Irrespective of our socio-economic and other differences, when we stand together on the ground of our gifts, we engage as a partnership of equals.
A partnership of equals. That’s the holy model we plan to follow at home, too. St. John’s will be building new cross-cultural bridges here–bridges that span the ethnic, socio-economic, geographic boundaries that racial bias has created and maintained in our own city. That commitment was the upshot of the Missional Assessment Process (MAP) we undertook last year. Bill Peterson and a small group of members and I are leading the current discernment phase. I have every confidence that we–led by the Holy Spirit–will identify one or two congregations or organizations with whom we can engage in a mutually transformative, long-term commitment to do God’s work together. Together we will form a new Body of Christ.
Preparing for and maintaining that engagement will be challenging. True collaboration is hard for people reared to prize individualism and self reliance. Partnership across socio-economic, religious, racial, even language boundaries, requires even more patience and humility.

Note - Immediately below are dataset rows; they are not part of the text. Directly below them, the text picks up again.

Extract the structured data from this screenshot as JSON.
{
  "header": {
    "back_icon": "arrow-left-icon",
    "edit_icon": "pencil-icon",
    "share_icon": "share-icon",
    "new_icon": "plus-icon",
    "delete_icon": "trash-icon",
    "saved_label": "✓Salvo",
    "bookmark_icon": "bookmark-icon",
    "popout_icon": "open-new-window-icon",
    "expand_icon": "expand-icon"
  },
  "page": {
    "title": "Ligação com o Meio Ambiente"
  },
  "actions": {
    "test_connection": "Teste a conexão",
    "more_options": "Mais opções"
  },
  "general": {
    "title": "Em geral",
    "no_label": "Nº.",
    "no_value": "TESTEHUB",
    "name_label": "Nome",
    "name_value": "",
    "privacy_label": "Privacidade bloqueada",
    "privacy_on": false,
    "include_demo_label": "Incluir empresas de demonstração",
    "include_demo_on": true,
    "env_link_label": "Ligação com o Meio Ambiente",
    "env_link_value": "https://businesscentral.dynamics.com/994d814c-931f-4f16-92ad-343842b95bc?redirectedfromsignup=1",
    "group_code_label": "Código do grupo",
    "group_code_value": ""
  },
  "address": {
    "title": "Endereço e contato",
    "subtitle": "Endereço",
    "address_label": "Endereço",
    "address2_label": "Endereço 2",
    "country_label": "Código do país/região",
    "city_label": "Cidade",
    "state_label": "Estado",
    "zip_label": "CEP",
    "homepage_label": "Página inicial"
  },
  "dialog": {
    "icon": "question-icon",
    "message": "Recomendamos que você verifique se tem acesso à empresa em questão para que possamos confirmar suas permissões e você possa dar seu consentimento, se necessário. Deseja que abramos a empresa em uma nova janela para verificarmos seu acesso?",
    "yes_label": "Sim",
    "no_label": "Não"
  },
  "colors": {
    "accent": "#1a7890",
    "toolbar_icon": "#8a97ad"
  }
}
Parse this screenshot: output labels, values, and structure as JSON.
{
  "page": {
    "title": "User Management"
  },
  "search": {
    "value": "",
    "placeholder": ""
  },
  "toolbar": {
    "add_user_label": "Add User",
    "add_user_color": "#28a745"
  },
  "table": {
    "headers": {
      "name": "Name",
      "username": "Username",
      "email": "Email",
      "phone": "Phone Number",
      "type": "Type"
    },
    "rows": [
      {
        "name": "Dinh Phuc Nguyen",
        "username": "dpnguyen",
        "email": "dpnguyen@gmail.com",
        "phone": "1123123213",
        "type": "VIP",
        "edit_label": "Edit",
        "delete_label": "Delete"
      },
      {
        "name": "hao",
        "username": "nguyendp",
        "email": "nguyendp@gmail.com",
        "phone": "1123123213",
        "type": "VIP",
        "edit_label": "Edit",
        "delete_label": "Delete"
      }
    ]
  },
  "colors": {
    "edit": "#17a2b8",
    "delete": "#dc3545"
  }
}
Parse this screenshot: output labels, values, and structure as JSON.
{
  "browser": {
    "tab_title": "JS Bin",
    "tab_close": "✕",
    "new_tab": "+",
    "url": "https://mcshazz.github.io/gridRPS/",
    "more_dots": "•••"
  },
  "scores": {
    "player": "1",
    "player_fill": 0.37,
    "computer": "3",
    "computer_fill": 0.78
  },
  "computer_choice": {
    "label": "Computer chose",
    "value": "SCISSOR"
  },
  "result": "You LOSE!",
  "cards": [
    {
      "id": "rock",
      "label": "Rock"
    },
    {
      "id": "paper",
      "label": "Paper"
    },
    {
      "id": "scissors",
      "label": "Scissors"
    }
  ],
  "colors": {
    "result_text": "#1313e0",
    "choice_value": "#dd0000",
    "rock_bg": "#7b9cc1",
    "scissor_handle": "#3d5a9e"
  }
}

But that’s what God is calling us to create, and what the Spirit will empower us to do. We will seek expert training through people like Vina Kay. And we will return again and again to our Baptismal promises: to seek and serve Christ, to strive for justice and peace, and to respect the dignity of every human being.

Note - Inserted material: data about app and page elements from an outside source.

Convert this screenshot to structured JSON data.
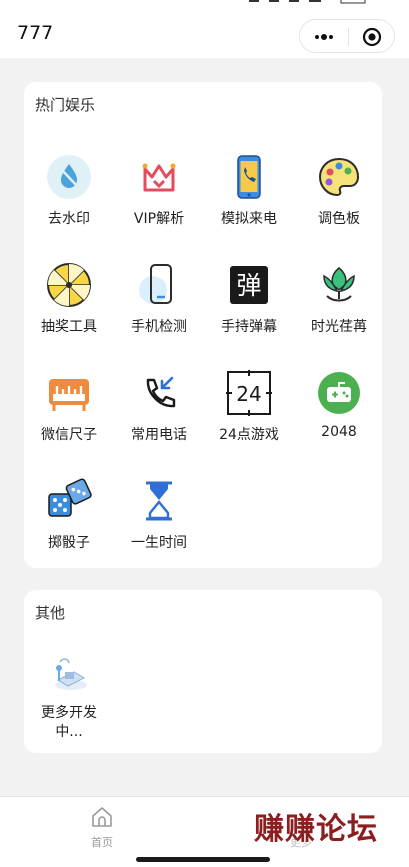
{
  "header": {
    "title": "777",
    "more_icon": "more-dots-icon",
    "close_icon": "target-circle-icon"
  },
  "sections": {
    "hot": {
      "title": "热门娱乐",
      "items": [
        {
          "label": "去水印",
          "icon": "watermark-drop-icon"
        },
        {
          "label": "VIP解析",
          "icon": "vip-crown-icon"
        },
        {
          "label": "模拟来电",
          "icon": "incoming-call-phone-icon"
        },
        {
          "label": "调色板",
          "icon": "palette-icon"
        },
        {
          "label": "抽奖工具",
          "icon": "lottery-wheel-icon"
        },
        {
          "label": "手机检测",
          "icon": "phone-check-icon"
        },
        {
          "label": "手持弹幕",
          "icon": "barrage-icon"
        },
        {
          "label": "时光荏苒",
          "icon": "lotus-clock-icon"
        },
        {
          "label": "微信尺子",
          "icon": "ruler-icon"
        },
        {
          "label": "常用电话",
          "icon": "phone-call-icon"
        },
        {
          "label": "24点游戏",
          "icon": "card-24-icon"
        },
        {
          "label": "2048",
          "icon": "gamepad-icon"
        },
        {
          "label": "掷骰子",
          "icon": "dice-icon"
        },
        {
          "label": "一生时间",
          "icon": "hourglass-icon"
        }
      ],
      "barrage_char": "弹",
      "card_24_text": "24"
    },
    "other": {
      "title": "其他",
      "items": [
        {
          "label": "更多开发中...",
          "label_line1": "更多开发",
          "label_line2": "中...",
          "icon": "developing-icon"
        }
      ]
    }
  },
  "tabbar": {
    "home_label": "首页",
    "more_label": "更多"
  },
  "watermark_text": "赚赚论坛",
  "colors": {
    "background": "#f2f2f2",
    "card": "#ffffff",
    "accent_blue": "#2f6fd6",
    "vip_red": "#e54a5f",
    "ruler_orange": "#f08a3c",
    "game_green": "#4caf50",
    "lotus_green": "#3ac17d"
  }
}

Samuel Wells, rector of St. Martin in the Fields, London, writes about Christian mission, “The goal…isn’t independent, free-thinking individuals, released from all setback and problems…but an interactive and permeable community of interdependent beings who discover gifts where others might only see needs, and unearth treasure where others might only see trouble”.

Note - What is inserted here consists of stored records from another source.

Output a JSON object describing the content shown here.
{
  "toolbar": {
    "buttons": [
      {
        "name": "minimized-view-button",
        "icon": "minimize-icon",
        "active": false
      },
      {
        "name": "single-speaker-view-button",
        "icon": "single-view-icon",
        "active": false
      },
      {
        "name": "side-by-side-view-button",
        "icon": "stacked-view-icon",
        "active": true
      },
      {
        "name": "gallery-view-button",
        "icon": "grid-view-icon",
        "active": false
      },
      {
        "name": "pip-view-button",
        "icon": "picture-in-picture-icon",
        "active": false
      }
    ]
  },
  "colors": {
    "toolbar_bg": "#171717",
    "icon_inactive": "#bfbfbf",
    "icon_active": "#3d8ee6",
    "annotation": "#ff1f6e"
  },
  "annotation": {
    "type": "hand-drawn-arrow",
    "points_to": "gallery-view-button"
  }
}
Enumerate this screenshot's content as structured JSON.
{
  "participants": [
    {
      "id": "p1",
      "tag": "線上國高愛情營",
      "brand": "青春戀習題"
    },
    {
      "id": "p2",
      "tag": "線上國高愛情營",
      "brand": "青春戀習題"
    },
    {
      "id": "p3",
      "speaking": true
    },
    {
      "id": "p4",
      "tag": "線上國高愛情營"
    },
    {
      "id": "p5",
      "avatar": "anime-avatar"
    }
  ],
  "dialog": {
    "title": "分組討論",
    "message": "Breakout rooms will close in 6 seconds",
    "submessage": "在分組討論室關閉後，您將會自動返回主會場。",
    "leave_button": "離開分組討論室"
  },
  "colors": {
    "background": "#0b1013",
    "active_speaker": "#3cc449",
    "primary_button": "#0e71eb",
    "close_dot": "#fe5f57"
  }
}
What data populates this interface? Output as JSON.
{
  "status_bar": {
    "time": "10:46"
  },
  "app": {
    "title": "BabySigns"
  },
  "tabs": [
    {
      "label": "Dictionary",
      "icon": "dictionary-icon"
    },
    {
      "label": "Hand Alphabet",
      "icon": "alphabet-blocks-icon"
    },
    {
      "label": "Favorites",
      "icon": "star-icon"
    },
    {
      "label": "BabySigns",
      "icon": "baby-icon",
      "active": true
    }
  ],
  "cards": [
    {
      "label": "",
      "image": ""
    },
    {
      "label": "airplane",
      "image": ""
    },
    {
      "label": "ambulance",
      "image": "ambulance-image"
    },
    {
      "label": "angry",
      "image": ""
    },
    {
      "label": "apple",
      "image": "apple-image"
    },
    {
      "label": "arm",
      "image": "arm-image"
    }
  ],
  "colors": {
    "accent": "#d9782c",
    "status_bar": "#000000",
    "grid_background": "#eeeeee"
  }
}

Indeed, surface appearances can deceive. Just as the appearance of poverty can mask gifts and treasure, the appearance of wealth and success can mask spiritual poverty, captivity and oppression.
Jesus wants to set us all free from captivity to anything that binds us physically or psychologically, free from anything that separates us from one another, free from the problems of poverty and affluence, free from fear.
Beneath the surface of poverty, beneath the surface of prosperity, beneath surface differences of color, nation, gender, class, language, we ARE the same. We all have our wounds, our brokenness. We all need healing. And we need one another. We are one race–the human race. We are one family–the family of God.
Modern physics has confirmed the deep interdependence that links us to one another and to all of creation. That truth was revealed by the Spirit to St. Paul when he wrote, “If one member suffers, all suffer together with it; if one member is honored, all rejoice together with it.”
Nineteen hundred years later it was rephrased by Martin Luther King, Jr. in A Testament of Hope.
“I can never be what I ought to be until you are what you ought to be. You can never be what you ought to be until I am what I ought to be. This is the way the world is made….it…is the interrelated structure of reality.”